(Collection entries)
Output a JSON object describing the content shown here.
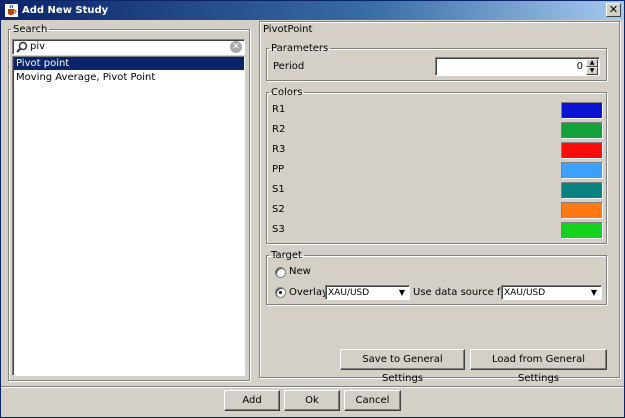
{
  "window": {
    "title": "Add New Study",
    "close_label": "✕"
  },
  "search": {
    "legend": "Search",
    "value": "piv",
    "clear_label": "✕"
  },
  "list": {
    "items": [
      {
        "label": "Pivot point",
        "selected": true
      },
      {
        "label": "Moving Average, Pivot Point",
        "selected": false
      }
    ]
  },
  "panel": {
    "title": "PivotPoint"
  },
  "parameters": {
    "legend": "Parameters",
    "period_label": "Period",
    "period_value": "0"
  },
  "colors": {
    "legend": "Colors",
    "items": [
      {
        "label": "R1",
        "color": "#0a14d2"
      },
      {
        "label": "R2",
        "color": "#13a33a"
      },
      {
        "label": "R3",
        "color": "#ff0a0a"
      },
      {
        "label": "PP",
        "color": "#3ca0ff"
      },
      {
        "label": "S1",
        "color": "#0a8282"
      },
      {
        "label": "S2",
        "color": "#ff7814"
      },
      {
        "label": "S3",
        "color": "#14d21e"
      }
    ]
  },
  "target": {
    "legend": "Target",
    "new_label": "New",
    "overlay_label": "Overlay",
    "selected": "overlay",
    "instrument": "XAU/USD",
    "data_source_label": "Use data source from",
    "data_source": "XAU/USD"
  },
  "buttons": {
    "save_general": "Save to General Settings",
    "load_general": "Load from General Settings",
    "add": "Add",
    "ok": "Ok",
    "cancel": "Cancel"
  }
}
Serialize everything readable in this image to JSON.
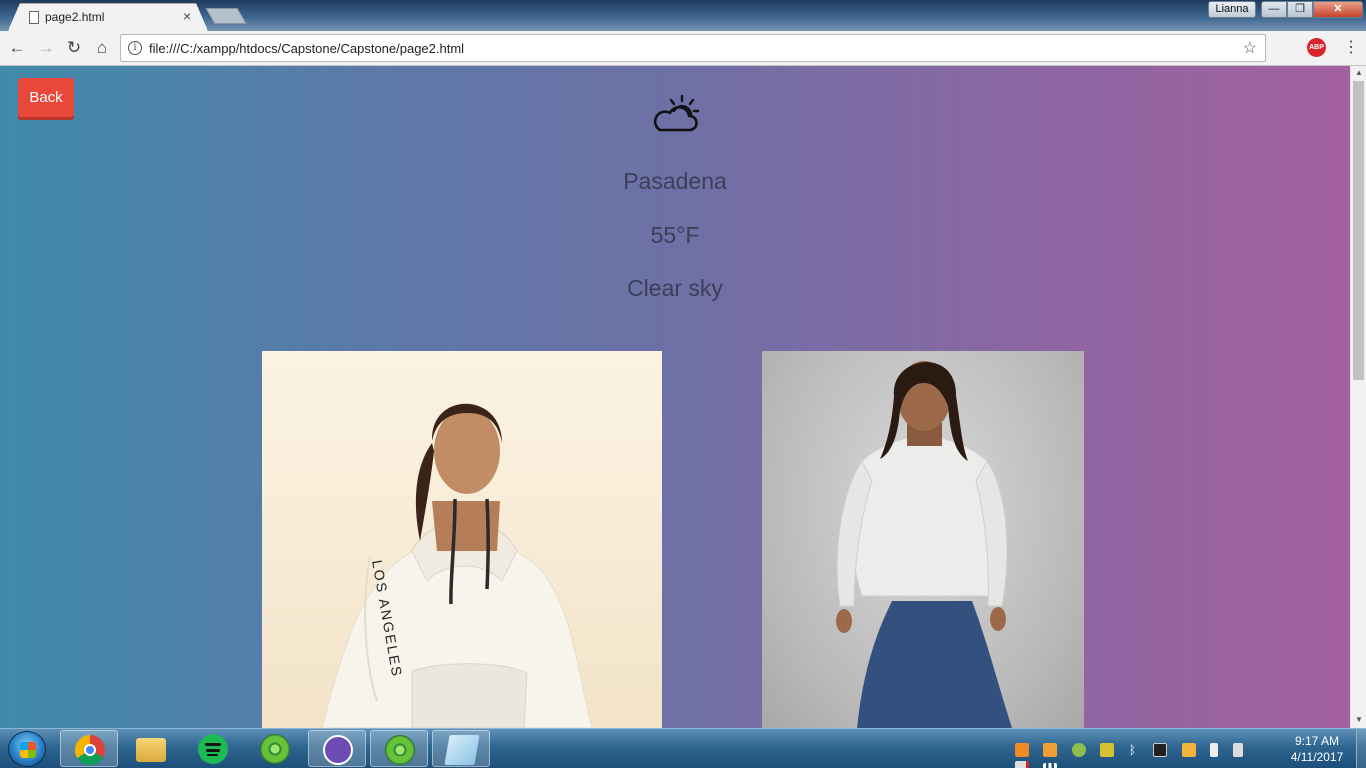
{
  "browser": {
    "tab_title": "page2.html",
    "tab_close": "×",
    "url": "file:///C:/xampp/htdocs/Capstone/Capstone/page2.html",
    "user_label": "Lianna",
    "abp_label": "ABP",
    "window_controls": {
      "minimize": "—",
      "maximize": "❐",
      "close": "✕"
    },
    "nav_icons": {
      "back": "←",
      "forward": "→",
      "reload": "↻",
      "home": "⌂",
      "info": "i",
      "bookmark": "☆",
      "menu": "⋮"
    }
  },
  "page": {
    "back_label": "Back",
    "weather_icon": "partly-cloudy-day-icon",
    "city": "Pasadena",
    "temperature": "55°F",
    "condition": "Clear sky",
    "outfits": [
      {
        "name": "white hoodie with graphic sleeves",
        "icon": "outfit-photo"
      },
      {
        "name": "satin white hoodie with jeans",
        "icon": "outfit-photo"
      }
    ]
  },
  "taskbar": {
    "apps": [
      "chrome-icon",
      "file-explorer-icon",
      "spotify-icon",
      "atom-icon",
      "github-desktop-icon",
      "atom-icon",
      "notepad-icon"
    ],
    "clock_time": "9:17 AM",
    "clock_date": "4/11/2017"
  },
  "colors": {
    "gradient_left": "#3f8aab",
    "gradient_right": "#a460a0",
    "back_button": "#e8473a",
    "weather_text": "#3c3f59"
  }
}
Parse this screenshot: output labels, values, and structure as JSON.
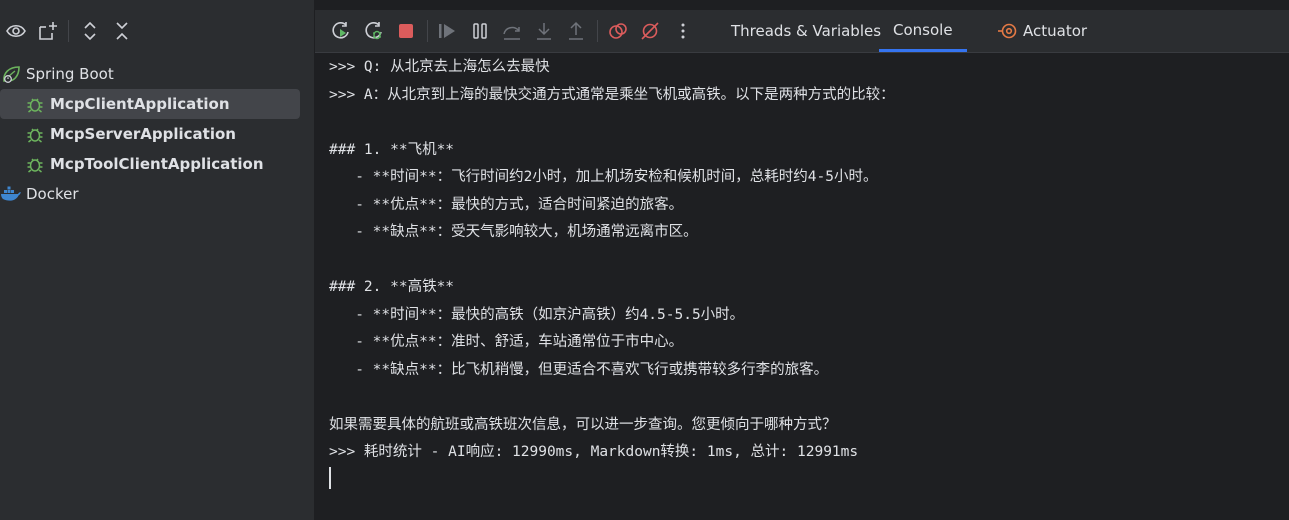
{
  "colors": {
    "panel_bg": "#2b2d30",
    "console_bg": "#1e1f22",
    "accent_tab": "#3574f0",
    "spring_green": "#6cb35d",
    "rerun_green": "#5fb865",
    "stop_red": "#db5c5c",
    "docker_blue": "#3e86d0",
    "actuator_orange": "#e57a45"
  },
  "left_toolbar": {
    "icons": [
      "eye-icon",
      "new-service-icon",
      "expand-all-icon",
      "collapse-all-icon"
    ]
  },
  "services_tree": [
    {
      "label": "Spring Boot",
      "icon": "spring-boot-icon",
      "level": 0
    },
    {
      "label": "McpClientApplication",
      "icon": "bug-icon",
      "level": 1,
      "selected": true
    },
    {
      "label": "McpServerApplication",
      "icon": "bug-icon",
      "level": 1
    },
    {
      "label": "McpToolClientApplication",
      "icon": "bug-icon",
      "level": 1
    },
    {
      "label": "Docker",
      "icon": "docker-icon",
      "level": 0
    }
  ],
  "debug_toolbar": {
    "icons": [
      "rerun-icon",
      "rerun-debug-icon",
      "stop-icon",
      "resume-icon",
      "pause-icon",
      "step-over-icon",
      "step-into-icon",
      "step-out-icon",
      "view-breakpoints-icon",
      "mute-breakpoints-icon",
      "more-icon"
    ]
  },
  "tabs": [
    {
      "label": "Threads & Variables",
      "active": false
    },
    {
      "label": "Console",
      "active": true
    },
    {
      "label": "Actuator",
      "active": false,
      "icon": "actuator-icon"
    }
  ],
  "console_lines": [
    ">>> Q: 从北京去上海怎么去最快",
    ">>> A：从北京到上海的最快交通方式通常是乘坐飞机或高铁。以下是两种方式的比较：",
    "",
    "### 1. **飞机**",
    "   - **时间**：飞行时间约2小时，加上机场安检和候机时间，总耗时约4-5小时。",
    "   - **优点**：最快的方式，适合时间紧迫的旅客。",
    "   - **缺点**：受天气影响较大，机场通常远离市区。",
    "",
    "### 2. **高铁**",
    "   - **时间**：最快的高铁（如京沪高铁）约4.5-5.5小时。",
    "   - **优点**：准时、舒适，车站通常位于市中心。",
    "   - **缺点**：比飞机稍慢，但更适合不喜欢飞行或携带较多行李的旅客。",
    "",
    "如果需要具体的航班或高铁班次信息，可以进一步查询。您更倾向于哪种方式？",
    ">>> 耗时统计 - AI响应: 12990ms, Markdown转换: 1ms, 总计: 12991ms"
  ]
}
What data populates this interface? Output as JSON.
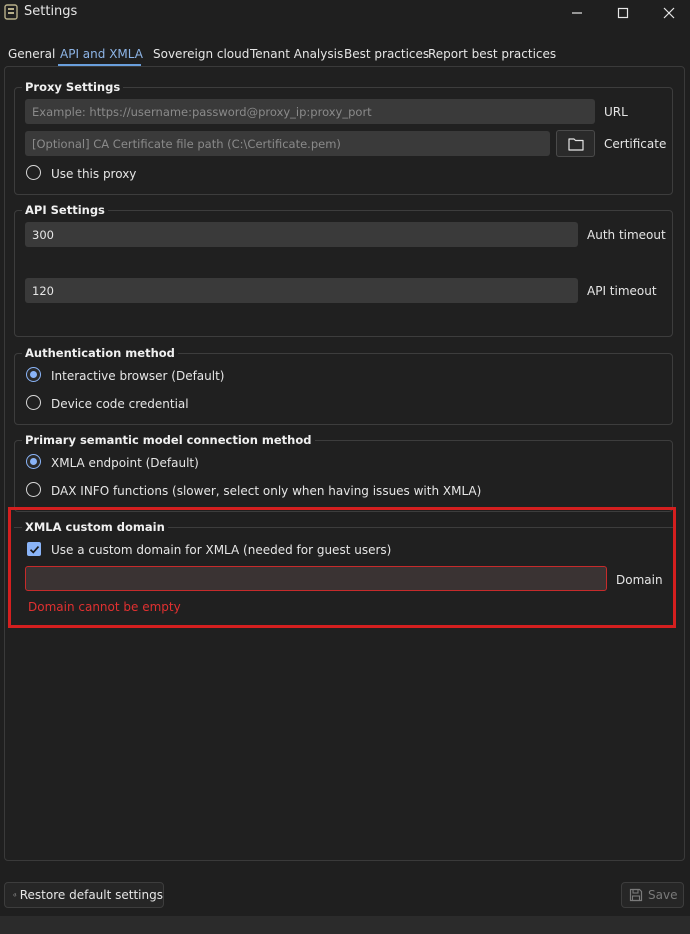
{
  "window": {
    "title": "Settings"
  },
  "tabs": [
    {
      "label": "General"
    },
    {
      "label": "API and XMLA"
    },
    {
      "label": "Sovereign cloud"
    },
    {
      "label": "Tenant Analysis"
    },
    {
      "label": "Best practices"
    },
    {
      "label": "Report best practices"
    }
  ],
  "proxy": {
    "title": "Proxy Settings",
    "url_placeholder": "Example: https://username:password@proxy_ip:proxy_port",
    "url_label": "URL",
    "cert_placeholder": "[Optional] CA Certificate file path (C:\\Certificate.pem)",
    "cert_label": "Certificate",
    "use_proxy_label": "Use this proxy"
  },
  "api": {
    "title": "API Settings",
    "auth_timeout_value": "300",
    "auth_timeout_label": "Auth timeout",
    "api_timeout_value": "120",
    "api_timeout_label": "API timeout"
  },
  "auth": {
    "title": "Authentication method",
    "options": [
      {
        "label": "Interactive browser (Default)",
        "checked": true
      },
      {
        "label": "Device code credential",
        "checked": false
      }
    ]
  },
  "semantic": {
    "title": "Primary semantic model connection method",
    "options": [
      {
        "label": "XMLA endpoint (Default)",
        "checked": true
      },
      {
        "label": "DAX INFO functions (slower, select only when having issues with XMLA)",
        "checked": false
      }
    ]
  },
  "xmla": {
    "title": "XMLA custom domain",
    "checkbox_label": "Use a custom domain for XMLA (needed for guest users)",
    "checkbox_checked": true,
    "domain_value": "",
    "domain_label": "Domain",
    "error": "Domain cannot be empty"
  },
  "footer": {
    "restore_label": "Restore default settings",
    "save_label": "Save"
  },
  "colors": {
    "accent": "#8ab4f8",
    "error": "#e03030",
    "highlight": "#d41f1f"
  }
}
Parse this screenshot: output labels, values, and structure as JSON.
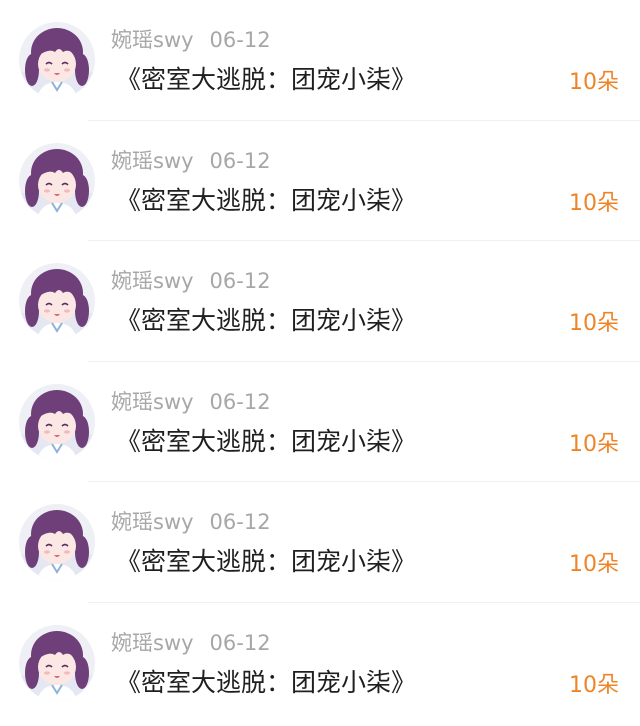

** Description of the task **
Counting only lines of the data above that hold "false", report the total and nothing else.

** Task response **
5